### Material for this task
※
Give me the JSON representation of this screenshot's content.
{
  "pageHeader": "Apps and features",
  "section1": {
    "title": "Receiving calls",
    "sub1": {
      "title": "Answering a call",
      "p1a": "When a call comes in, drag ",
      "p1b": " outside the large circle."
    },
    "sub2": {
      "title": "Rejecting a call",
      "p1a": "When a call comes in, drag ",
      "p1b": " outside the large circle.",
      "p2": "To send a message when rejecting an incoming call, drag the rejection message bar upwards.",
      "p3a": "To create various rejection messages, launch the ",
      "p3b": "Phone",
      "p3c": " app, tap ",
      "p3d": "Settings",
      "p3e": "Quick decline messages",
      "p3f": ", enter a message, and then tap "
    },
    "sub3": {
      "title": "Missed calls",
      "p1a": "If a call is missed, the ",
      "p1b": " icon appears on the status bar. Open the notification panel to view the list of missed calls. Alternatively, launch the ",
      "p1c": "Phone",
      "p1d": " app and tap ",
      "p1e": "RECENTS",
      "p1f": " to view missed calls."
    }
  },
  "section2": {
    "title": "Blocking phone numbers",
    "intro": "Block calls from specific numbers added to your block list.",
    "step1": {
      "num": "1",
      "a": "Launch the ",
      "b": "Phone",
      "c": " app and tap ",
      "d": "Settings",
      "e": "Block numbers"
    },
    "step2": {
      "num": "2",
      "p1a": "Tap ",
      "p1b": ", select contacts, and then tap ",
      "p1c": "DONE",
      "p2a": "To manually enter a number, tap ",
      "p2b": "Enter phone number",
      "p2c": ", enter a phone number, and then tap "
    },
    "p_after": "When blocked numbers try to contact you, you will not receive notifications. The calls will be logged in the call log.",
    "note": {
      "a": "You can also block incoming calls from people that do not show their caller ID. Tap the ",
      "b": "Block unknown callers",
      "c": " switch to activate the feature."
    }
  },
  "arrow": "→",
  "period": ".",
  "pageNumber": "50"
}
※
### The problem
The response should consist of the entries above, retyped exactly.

### Expected answer
Give me the JSON representation of this screenshot's content.
{
  "pageHeader": "Apps and features",
  "section1": {
    "title": "Receiving calls",
    "sub1": {
      "title": "Answering a call",
      "p1a": "When a call comes in, drag ",
      "p1b": " outside the large circle."
    },
    "sub2": {
      "title": "Rejecting a call",
      "p1a": "When a call comes in, drag ",
      "p1b": " outside the large circle.",
      "p2": "To send a message when rejecting an incoming call, drag the rejection message bar upwards.",
      "p3a": "To create various rejection messages, launch the ",
      "p3b": "Phone",
      "p3c": " app, tap ",
      "p3d": "Settings",
      "p3e": "Quick decline messages",
      "p3f": ", enter a message, and then tap "
    },
    "sub3": {
      "title": "Missed calls",
      "p1a": "If a call is missed, the ",
      "p1b": " icon appears on the status bar. Open the notification panel to view the list of missed calls. Alternatively, launch the ",
      "p1c": "Phone",
      "p1d": " app and tap ",
      "p1e": "RECENTS",
      "p1f": " to view missed calls."
    }
  },
  "section2": {
    "title": "Blocking phone numbers",
    "intro": "Block calls from specific numbers added to your block list.",
    "step1": {
      "num": "1",
      "a": "Launch the ",
      "b": "Phone",
      "c": " app and tap ",
      "d": "Settings",
      "e": "Block numbers"
    },
    "step2": {
      "num": "2",
      "p1a": "Tap ",
      "p1b": ", select contacts, and then tap ",
      "p1c": "DONE",
      "p2a": "To manually enter a number, tap ",
      "p2b": "Enter phone number",
      "p2c": ", enter a phone number, and then tap "
    },
    "p_after": "When blocked numbers try to contact you, you will not receive notifications. The calls will be logged in the call log.",
    "note": {
      "a": "You can also block incoming calls from people that do not show their caller ID. Tap the ",
      "b": "Block unknown callers",
      "c": " switch to activate the feature."
    }
  },
  "arrow": "→",
  "period": ".",
  "pageNumber": "50"
}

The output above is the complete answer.